The difference is semantic at best and fuzzy at worst. Though Dr. Oz’s raspberry ketones and Dr. Li’s cinnamon will likely never be proven effective at burning fat or fighting off cancer, they still affect the body in some way. Is their effectiveness derived only from a placebo effect? Maybe. And maybe it doesn’t matter.

When Thomas Edison said that all future treatment would rest “in the care of the human frame, in diet, and in the cause and prevention of disease,” he stated nothing revolutionary. He was right when he called out these touchstones of medicine, but he was wrong when he claimed that we would be free of medication because diet itself can serve as medication. Truth be told, we all could take a lesson from the Regimen Sanitatis Salernitanum.

 


[i] All translations of the Regimen Sanitatis Salernitanum are from: Ordronaux, John. Code of Health of the School of Salernum. Philadelphia: Lippincott, 1870. Web. A second translation was consulted for clarification and may be found in: “Regimen sanitatis Salerni. The school of Salernes most learned and iuditious directorie, or methodicall instructions, for the guide and gouerning the health of man.” Medieval Medicine: a Reader. Trans. Philemon Holland. Ed. Faith Wallis. Toronto: University of Toronto Press, 2010. Print.

[ii] Joanittius. “Isagogue.” A Source Book in Medieval Science. Trans. H.P. Cholmeley and Michael McVaugh. Ed. Edward Grant. Cambridge: Harvard University Press, 1974.

[iii] Bos, Gerrit and Ivan Garofalo. “A Pseudo-Galenic Treatise on Regimen: The Hebrew and Latin Translations from Ḥunayn Ibn Isḥāq’s Arabic Version.”<Aleph 7. (2007): 43-95. Web.

[iv] A cough or cold

[v] Siraisi, Nancy. Medieval and Early Renaissance Medicine: an Introduction to Knowledge and Practice. Chicago: University of Chicago Press, 1990. Print.

[vi] Chipman, Leigh. “How Effective Were Cough Remedies Known to Medieval Egyptians?” Korot: the Israel Journal of the History of Medicine and Science 16 (2002): 135-157. Web.

[vii] Ibid

[viii] Gum arabic on Mentos, in fact, disrupts the surface tension of Diet Coke, contributing to the famous exploding Diet-Coke-and-Mentos experiment.

[ix] Specter, Michael. “The Operator: Dr. Mehmet Oz.” The New Yorker. 4 Feb 2013: 40-49. Print.

[x] Stephens, Anatasia. “Does Arnica really work?” Daily Mail no date. Web.

[xi] This Radiolab episode is highly recommended for those interested in aspects of the placebo effect beyond the scope of this essay.

[xii] Specter, Michael. “The Operator: Dr. Mehmet Oz.” The New Yorker. 4 Feb 2013: 40-49. Print.

[xiii] Siraisi, Nancy. Medieval and Early Renaissance Medicine: an Introduction to Knowledge and Practice.

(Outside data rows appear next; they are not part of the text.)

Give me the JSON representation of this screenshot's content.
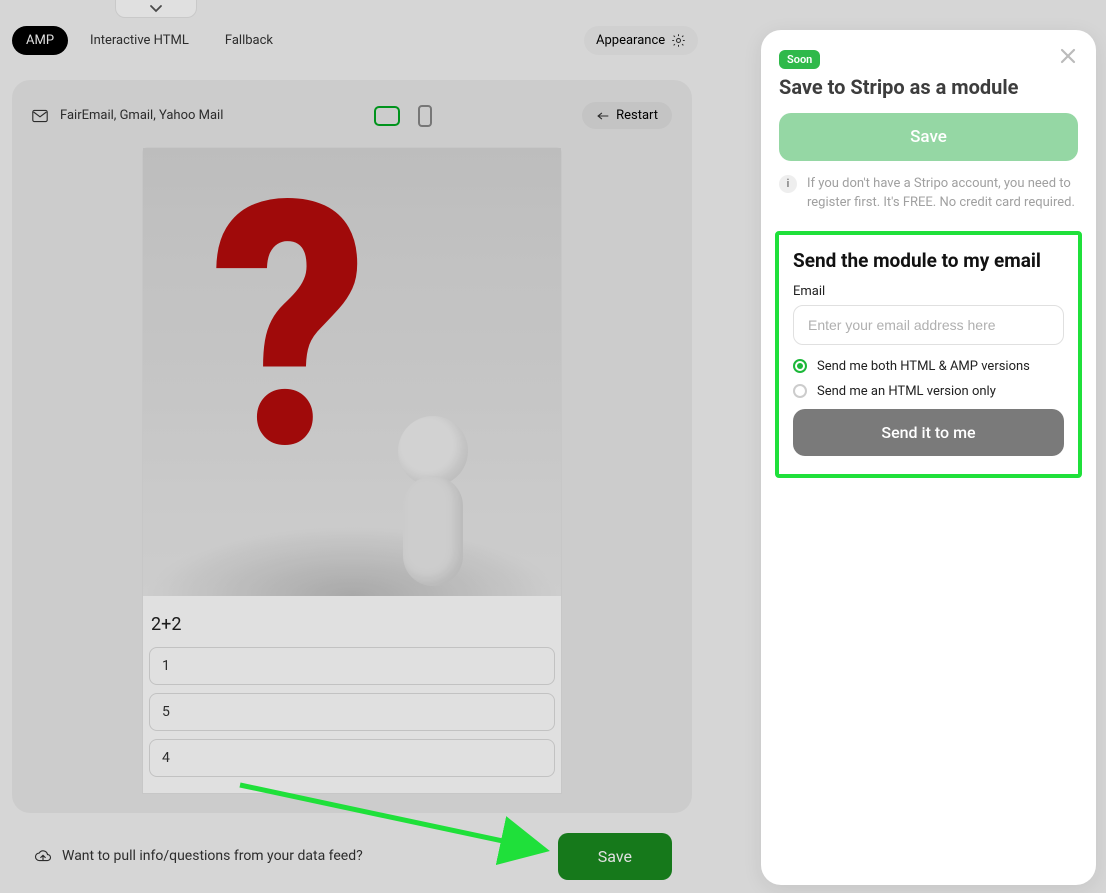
{
  "tabs": {
    "amp": "AMP",
    "interactive": "Interactive HTML",
    "fallback": "Fallback"
  },
  "appearance": "Appearance",
  "preview": {
    "clients": "FairEmail, Gmail, Yahoo Mail",
    "restart": "Restart",
    "question": "2+2",
    "answers": [
      "1",
      "5",
      "4"
    ]
  },
  "bottom": {
    "feedText": "Want to pull info/questions from your data feed?",
    "save": "Save"
  },
  "panel": {
    "soon": "Soon",
    "title": "Save to Stripo as a module",
    "save": "Save",
    "info": "If you don't have a Stripo account, you need to register first. It's FREE. No credit card required.",
    "sendTitle": "Send the module to my email",
    "emailLabel": "Email",
    "emailPlaceholder": "Enter your email address here",
    "optBoth": "Send me both HTML & AMP versions",
    "optHtml": "Send me an HTML version only",
    "sendBtn": "Send it to me"
  }
}
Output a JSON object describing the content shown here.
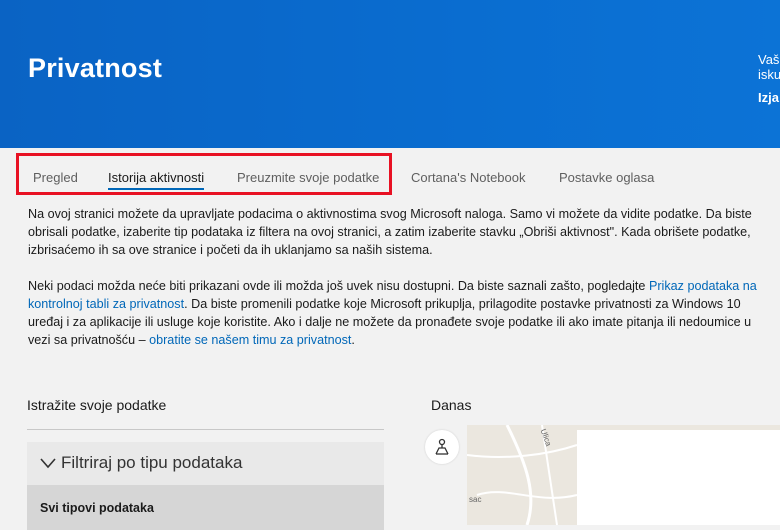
{
  "header": {
    "title": "Privatnost",
    "side_line1": "Vaš",
    "side_line2": "isku",
    "side_line3": "Izja"
  },
  "tabs": [
    {
      "label": "Pregled",
      "active": false
    },
    {
      "label": "Istorija aktivnosti",
      "active": true
    },
    {
      "label": "Preuzmite svoje podatke",
      "active": false
    },
    {
      "label": "Cortana's Notebook",
      "active": false
    },
    {
      "label": "Postavke oglasa",
      "active": false
    }
  ],
  "intro": {
    "line1": "Na ovoj stranici možete da upravljate podacima o aktivnostima svog Microsoft naloga. Samo vi možete da vidite podatke. Da biste",
    "line2": "obrisali podatke, izaberite tip podataka iz filtera na ovoj stranici, a zatim izaberite stavku „Obriši aktivnost\". Kada obrišete podatke,",
    "line3": "izbrisaćemo ih sa ove stranice i početi da ih uklanjamo sa naših sistema."
  },
  "info": {
    "line1_text": "Neki podaci možda neće biti prikazani ovde ili možda još uvek nisu dostupni. Da biste saznali zašto, pogledajte",
    "line1_link": "Prikaz podataka na",
    "line2_link": "kontrolnoj tabli za privatnost",
    "line2_text": ". Da biste promenili podatke koje Microsoft prikuplja, prilagodite postavke privatnosti za Windows 10",
    "line3_text": "uređaj i za aplikacije ili usluge koje koristite. Ako i dalje ne možete da pronađete svoje podatke ili ako imate pitanja ili nedoumice u",
    "line4_text": "vezi sa privatnošću –",
    "line4_link": "obratite se našem timu za privatnost",
    "line4_end": "."
  },
  "explore": {
    "title": "Istražite svoje podatke",
    "filter_label": "Filtriraj po tipu podataka",
    "all_types": "Svi tipovi podataka"
  },
  "today": {
    "title": "Danas",
    "map_labels": [
      "Ulica",
      "sac"
    ]
  },
  "colors": {
    "hero": "#0a6dd0",
    "accent": "#0067b8",
    "highlight": "#e81123"
  }
}
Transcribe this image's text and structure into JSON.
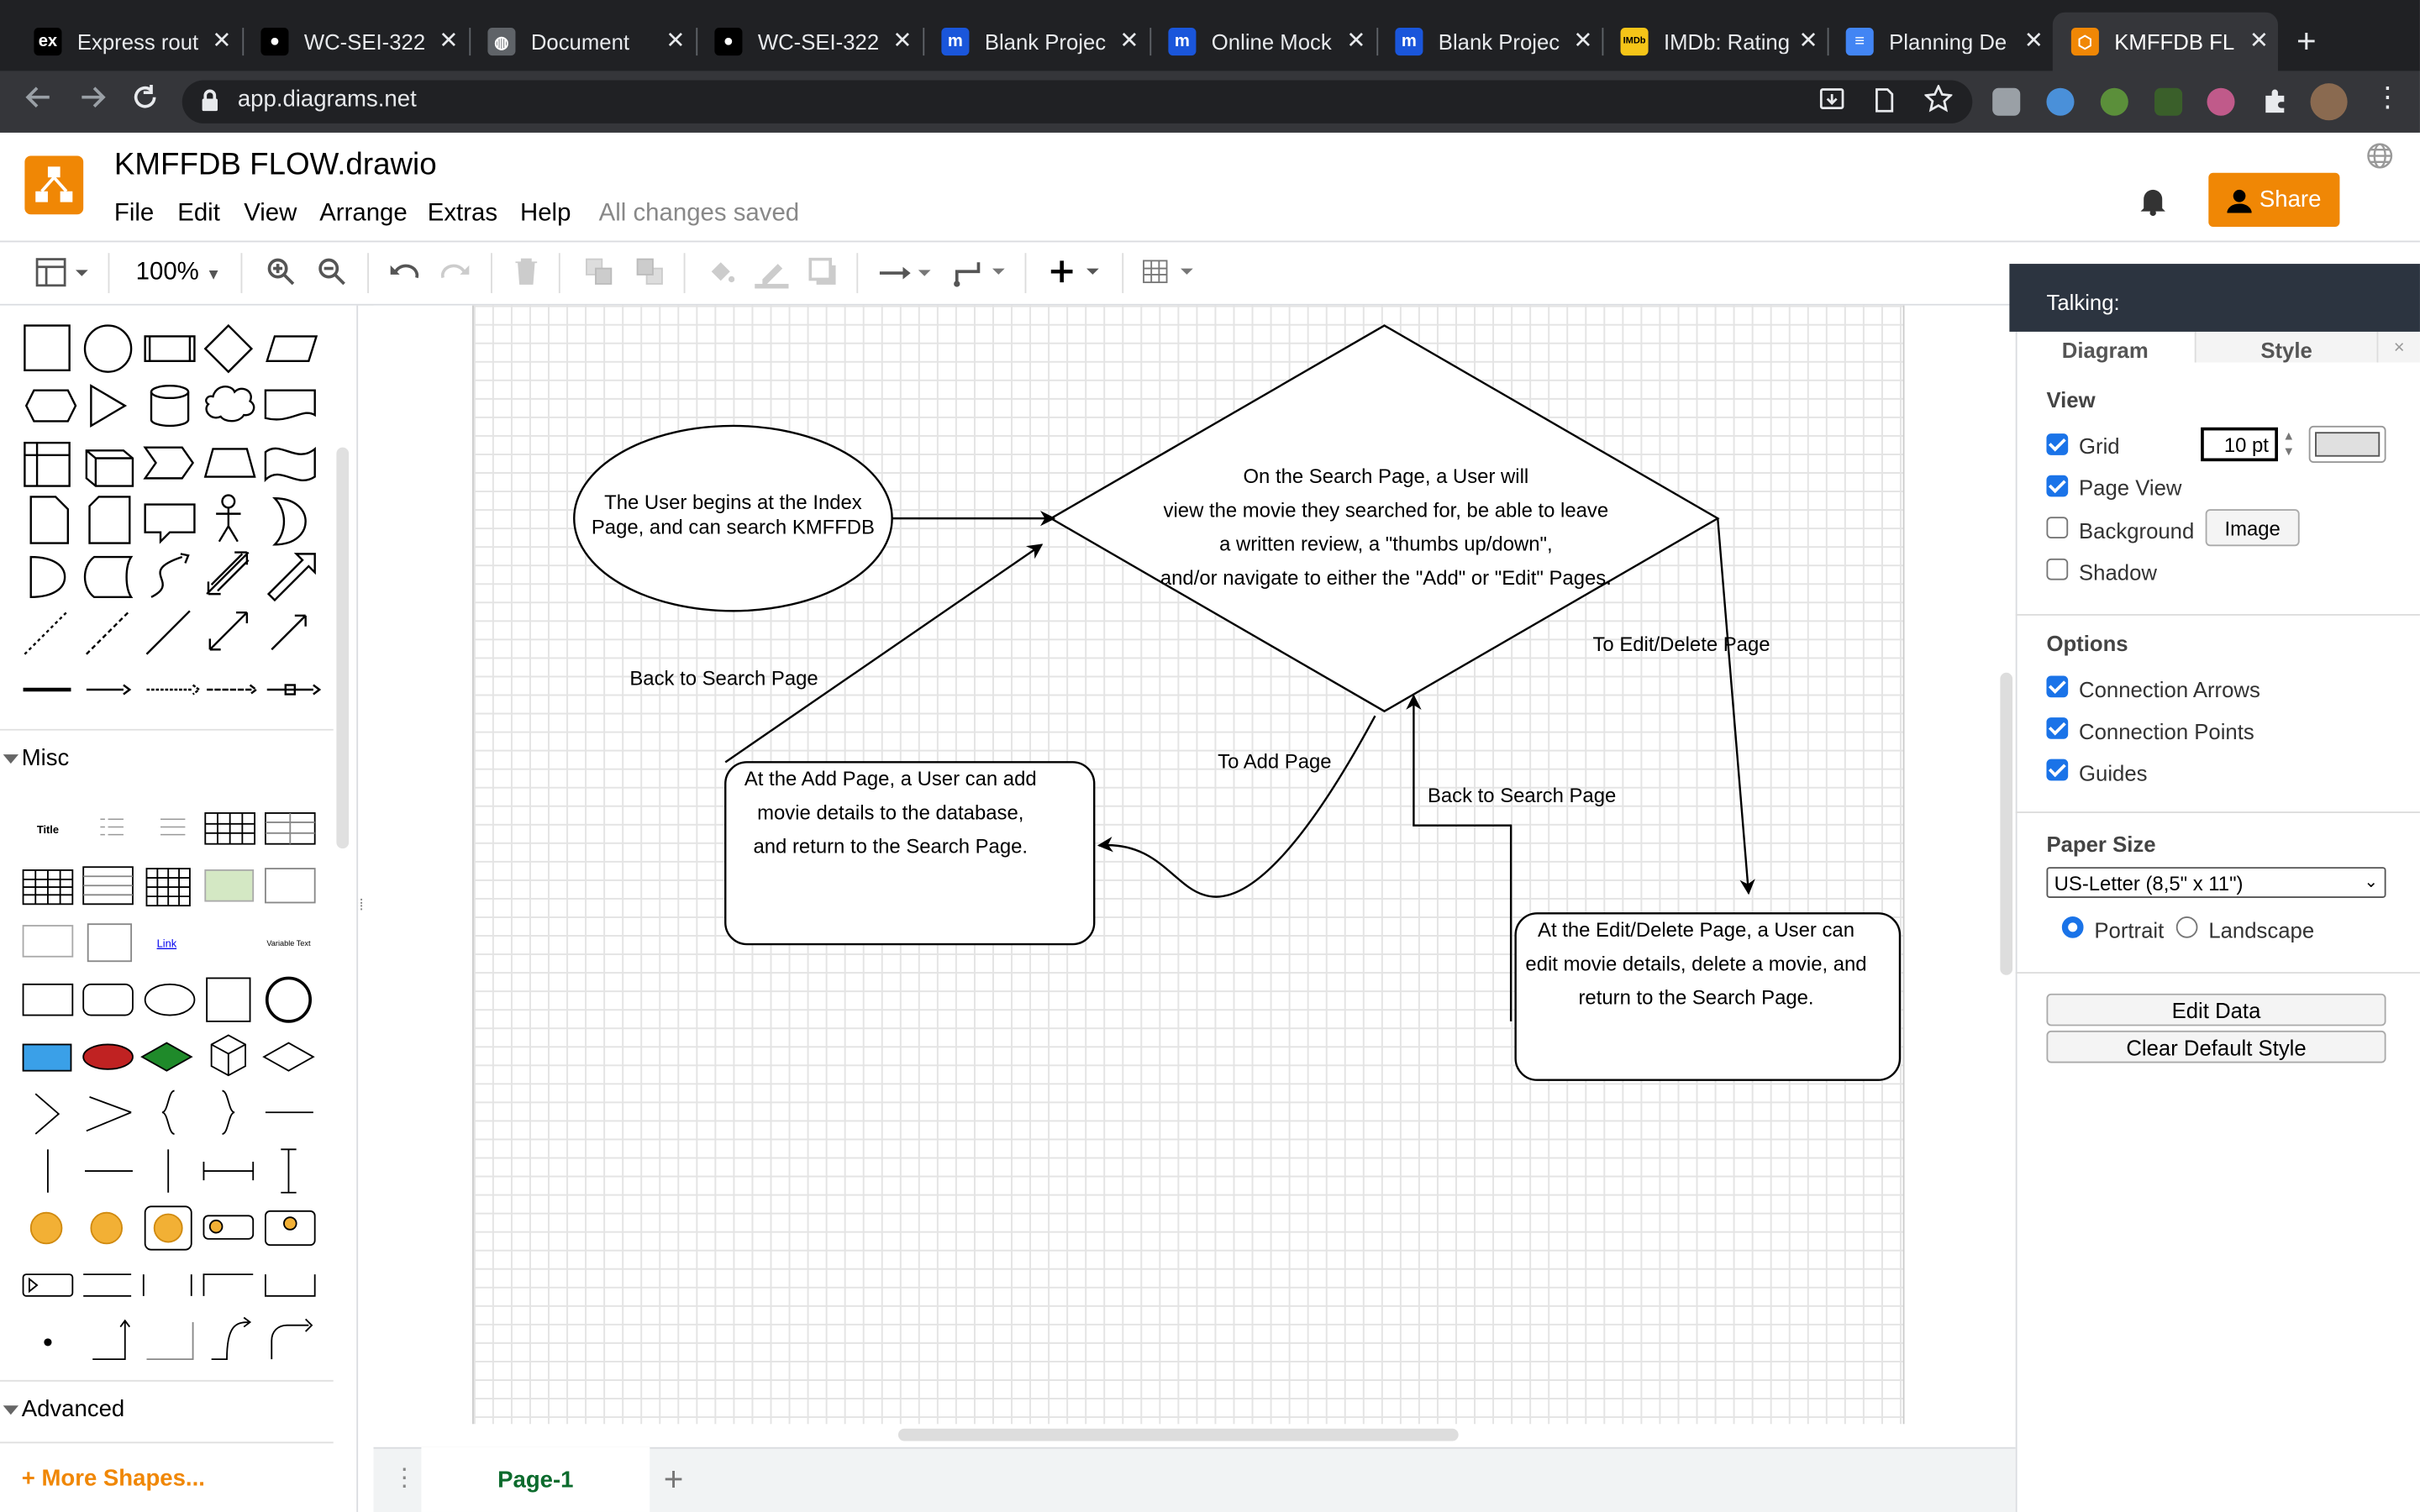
{
  "browser": {
    "tabs": [
      {
        "title": "Express rout",
        "icon": "express-icon",
        "color": "#000000"
      },
      {
        "title": "WC-SEI-322",
        "icon": "github-icon",
        "color": "#000000"
      },
      {
        "title": "Document",
        "icon": "globe-icon",
        "color": "#5f6368"
      },
      {
        "title": "WC-SEI-322",
        "icon": "github-icon",
        "color": "#000000"
      },
      {
        "title": "Blank Projec",
        "icon": "moqups-icon",
        "color": "#1a56db"
      },
      {
        "title": "Online Mock",
        "icon": "moqups-icon",
        "color": "#1a56db"
      },
      {
        "title": "Blank Projec",
        "icon": "moqups-icon",
        "color": "#1a56db"
      },
      {
        "title": "IMDb: Rating",
        "icon": "imdb-icon",
        "color": "#f5c518"
      },
      {
        "title": "Planning De",
        "icon": "google-docs-icon",
        "color": "#4285f4"
      },
      {
        "title": "KMFFDB FL",
        "icon": "drawio-icon",
        "color": "#f08705"
      }
    ],
    "url": "app.diagrams.net"
  },
  "app": {
    "doc_title": "KMFFDB FLOW.drawio",
    "menu": [
      "File",
      "Edit",
      "View",
      "Arrange",
      "Extras",
      "Help"
    ],
    "save_status": "All changes saved",
    "share_label": "Share",
    "zoom": "100%",
    "brand_color": "#f08705"
  },
  "sidebar": {
    "misc_label": "Misc",
    "advanced_label": "Advanced",
    "more_shapes": "+ More Shapes...",
    "misc_title_sample": "Title",
    "misc_link_sample": "Link",
    "misc_vartext_sample": "Variable Text"
  },
  "diagram": {
    "start_text": "The User begins at the Index Page, and can search KMFFDB",
    "search_lines": [
      "On the Search Page, a User will",
      "view the movie they searched for, be able to leave",
      "a written review, a \"thumbs up/down\",",
      "and/or navigate to either the \"Add\" or \"Edit\" Pages."
    ],
    "add_lines": [
      "At the Add Page, a User can add",
      "movie details to the database,",
      "and return to the Search Page."
    ],
    "edit_lines": [
      "At the Edit/Delete Page, a User can",
      "edit movie details, delete a movie, and",
      "return to the Search Page."
    ],
    "labels": {
      "back_left": "Back to Search Page",
      "to_add": "To Add Page",
      "back_right": "Back to Search Page",
      "to_edit": "To Edit/Delete Page"
    }
  },
  "page_tab": "Page-1",
  "format_panel": {
    "talking": "Talking:",
    "tabs": [
      "Diagram",
      "Style"
    ],
    "view_heading": "View",
    "grid_label": "Grid",
    "grid_size": "10 pt",
    "grid_checked": true,
    "page_view_label": "Page View",
    "page_view_checked": true,
    "background_label": "Background",
    "background_checked": false,
    "image_button": "Image",
    "shadow_label": "Shadow",
    "shadow_checked": false,
    "options_heading": "Options",
    "connection_arrows": "Connection Arrows",
    "connection_points": "Connection Points",
    "guides": "Guides",
    "paper_heading": "Paper Size",
    "paper_size": "US-Letter (8,5\" x 11\")",
    "portrait": "Portrait",
    "landscape": "Landscape",
    "edit_data": "Edit Data",
    "clear_style": "Clear Default Style"
  }
}
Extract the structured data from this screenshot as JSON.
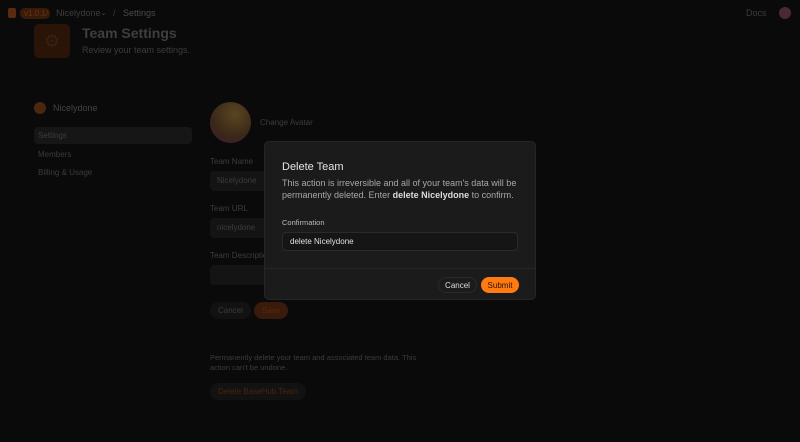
{
  "topbar": {
    "version": "v1.0.1",
    "team": "Nicelydone",
    "page": "Settings",
    "docs": "Docs"
  },
  "header": {
    "title": "Team Settings",
    "subtitle": "Review your team settings."
  },
  "sidebar": {
    "team": "Nicelydone",
    "items": [
      {
        "label": "Settings"
      },
      {
        "label": "Members"
      },
      {
        "label": "Billing & Usage"
      }
    ]
  },
  "form": {
    "change_avatar": "Change Avatar",
    "name_label": "Team Name",
    "name_value": "Nicelydone",
    "url_label": "Team URL",
    "url_value": "nicelydone",
    "desc_label": "Team Description",
    "cancel": "Cancel",
    "save": "Save",
    "danger_text": "Permanently delete your team and associated team data. This action can't be undone.",
    "delete_button": "Delete BaseHub Team"
  },
  "modal": {
    "title": "Delete Team",
    "desc_pre": "This action is irreversible and all of your team's data will be permanently deleted. Enter ",
    "desc_bold": "delete Nicelydone",
    "desc_post": " to confirm.",
    "confirm_label": "Confirmation",
    "confirm_value": "delete Nicelydone",
    "cancel": "Cancel",
    "submit": "Submit"
  }
}
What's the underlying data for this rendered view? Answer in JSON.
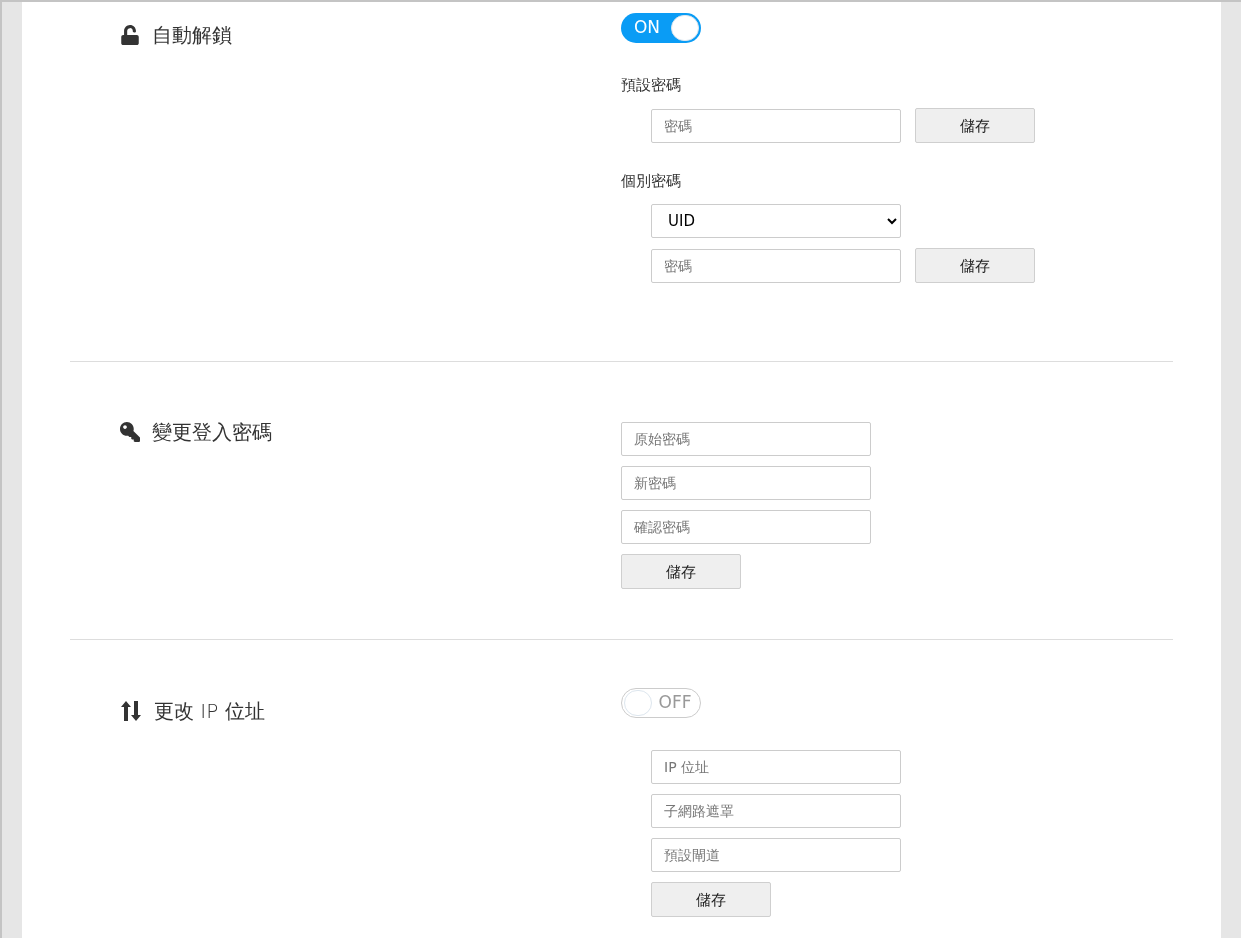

Chicago: University of Chicago Press, 1990. Print.

[xiv] Ibid.

[xv] Shackelford, Joel. “Early Reception of Paracelsian Theory: Severinus and Erastus.” The Sixteenth Century Journal 26.1 (1995): 123-135. Web.

[xvi] Wallis, Patrick. “Consumption, retailing, and medicine in early-modern London.” Economic History Review 61.1 (2008): 26-53. Web.

[xvii] Siraisi, Nancy. Medieval and Early Renaissance Medicine: an Introduction to Knowledge and Practice. Chicago: University of Chicago Press, 1990. Print.